This occurred after a black farmer, Mose Norman, showed up at the polls to vote on Election Day.
Ocoee is a town located near Orlando that was populated after the Civil War by confederate soldiers.
In November 1920, Mose Norman, a prosperous African American farmer, tried to vote but was turned away twice on Election Day. Norman was among those working on the voter drive. A white mob surrounded the home of Julius "July" Perry, where Norman was thought to have taken refuge. After Perry drove away the white mob with gunshots, killing two men and wounding one who tried to break into his house, the mob called for reinforcements from Orlando and Orange County. The mob laid waste to the African American community in northern Ocoee and eventually killed Perry. They took his body to Orlando and hanged him from a lightpost to intimidate other black people. Norman escaped, never to be found. Hundreds of other African Americans fled the town, leaving behind their homes and possessions.
More on the massacre here.
On November 1st, the day before the election, with robes and crosses, the Klan paraded through the streets of the two Black communities in Ocoee late into the night. With megaphones they warned that “not a single Negro will be permitted to vote” and if any of them dared to do so there would be dire consequences.
Election Day came and at least some Blacks did attempt to vote in Orange County; however, none were permitted to enter their respective polling places. White enforcers camped out around the centers and poll workers were given instructions to deflect their attempts.

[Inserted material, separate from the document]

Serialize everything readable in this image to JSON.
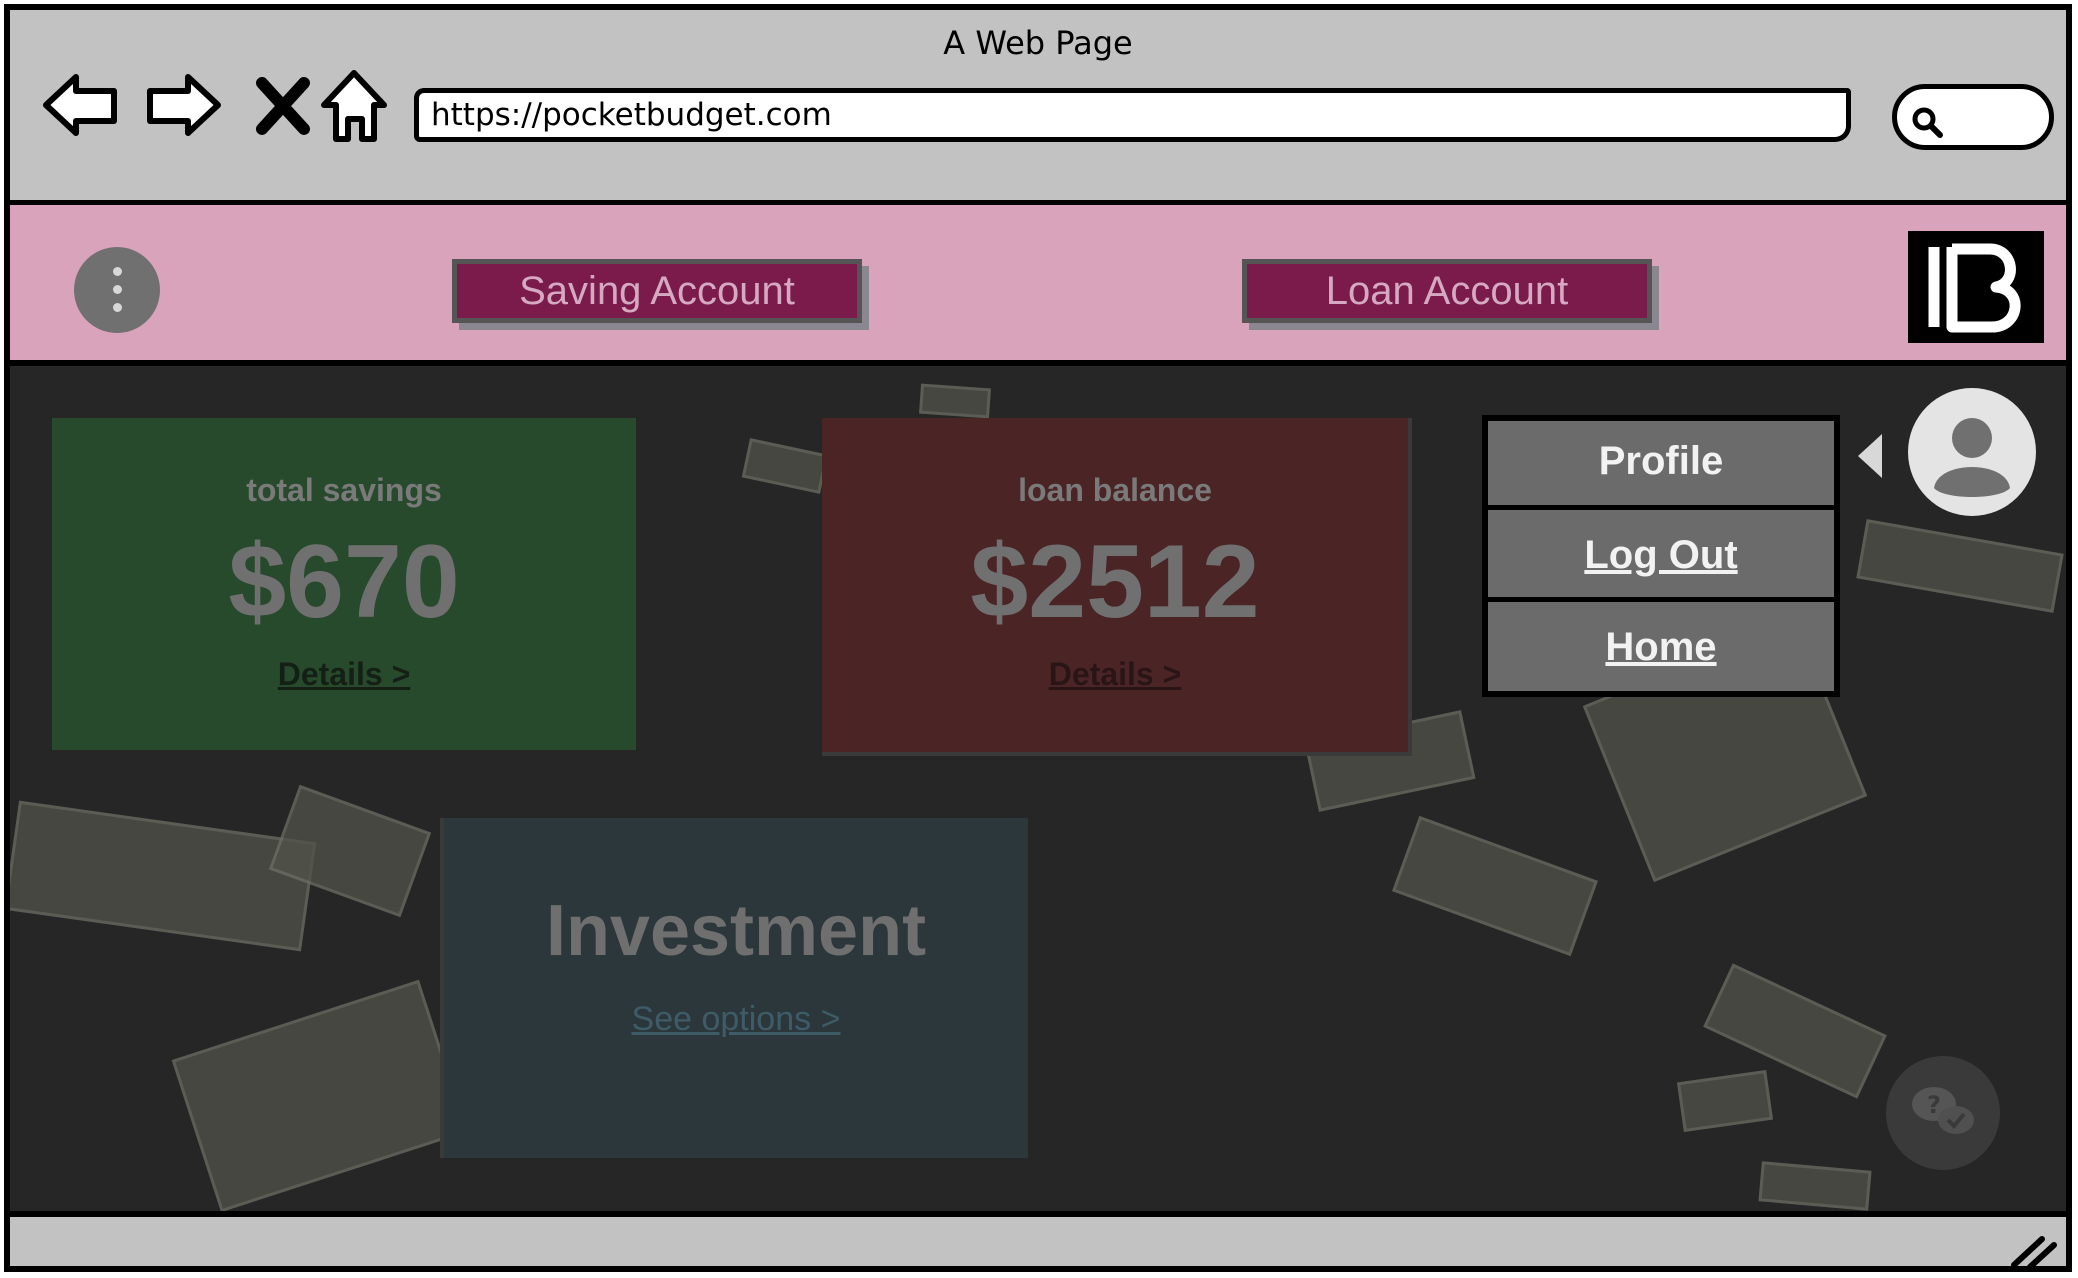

One-by-one would-be Black voters were turned away either by threats of violence or by poll workers who found their names “mysteriously” absent from the voter registration rolls. Pollsters instructed them to get documentation from notary public R. C. Bigelow to verify that they were indeed registered to vote. Conveniently, however, Bigelow was unable to be located because he was out on a fishing trip that day.
Treasure and exercise your right to vote. Others have died for it.
Also on this day in 1861, President Abraham Lincoln relieved General Fremont from command for daring to emancipate slaves in Missouri.